The Dunbar Branch Library

The Paul Laurence Dunbar Library operated as an Indianapolis Public Library Branch from 1922 to 1967 within John Hope School #26. Lillian Haydon Childress Hall was an educated African-American woman who attended college in Kentucky, and afterwards was the first African-American to graduate from her library school. She acted as the first branch manager for the Dunbar Library. Paul Laurence Dunbar was an internationally recognized African-American poet and novelist during the late 1800s. He used both standard English and “African-American dialect” in his works, despite his distaste for the belief at the time that African-American writers should only write in “their dialect”. His writing would go on to inspire many other African-American writers, including the great Maya Angelou.


In its time, the Dunbar Library attracted many great minds from the African-American community, having many experienced librarians as branch managers, and having received visits from influential African-American writers. It’s no wonder, considering that this was the first Indianapolis Library branch in a predominantly African-American neighborhood, within a predominantly African-American school. It was a step forward in education for African-American students that intellectuals wanted to support and celebrate.

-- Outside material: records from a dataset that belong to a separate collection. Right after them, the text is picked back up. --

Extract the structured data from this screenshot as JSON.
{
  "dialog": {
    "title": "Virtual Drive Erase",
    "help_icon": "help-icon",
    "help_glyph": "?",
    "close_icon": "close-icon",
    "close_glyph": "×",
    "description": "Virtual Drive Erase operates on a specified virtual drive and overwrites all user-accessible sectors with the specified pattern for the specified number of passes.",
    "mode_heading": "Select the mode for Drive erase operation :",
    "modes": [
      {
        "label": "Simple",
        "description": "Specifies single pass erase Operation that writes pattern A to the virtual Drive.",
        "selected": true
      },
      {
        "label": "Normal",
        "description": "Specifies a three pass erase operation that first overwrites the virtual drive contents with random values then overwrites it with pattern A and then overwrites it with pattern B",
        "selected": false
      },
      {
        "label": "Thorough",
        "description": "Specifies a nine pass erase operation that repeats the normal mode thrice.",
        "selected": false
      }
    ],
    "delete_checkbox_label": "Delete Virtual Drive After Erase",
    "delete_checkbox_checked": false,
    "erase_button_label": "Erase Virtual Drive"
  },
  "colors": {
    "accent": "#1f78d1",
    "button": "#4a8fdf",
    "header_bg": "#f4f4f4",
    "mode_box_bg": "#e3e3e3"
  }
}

In 1967, the Dunbar Library closed as a branch of Indianapolis Public Libraries, but remained the John Hope School library for many years. Today, the old library is now the Oaks Academy band room. However, there are plans to create a memorial to the building’s history as a school, a library, and as a cultural touchstone of the Monon 16 neighborhood.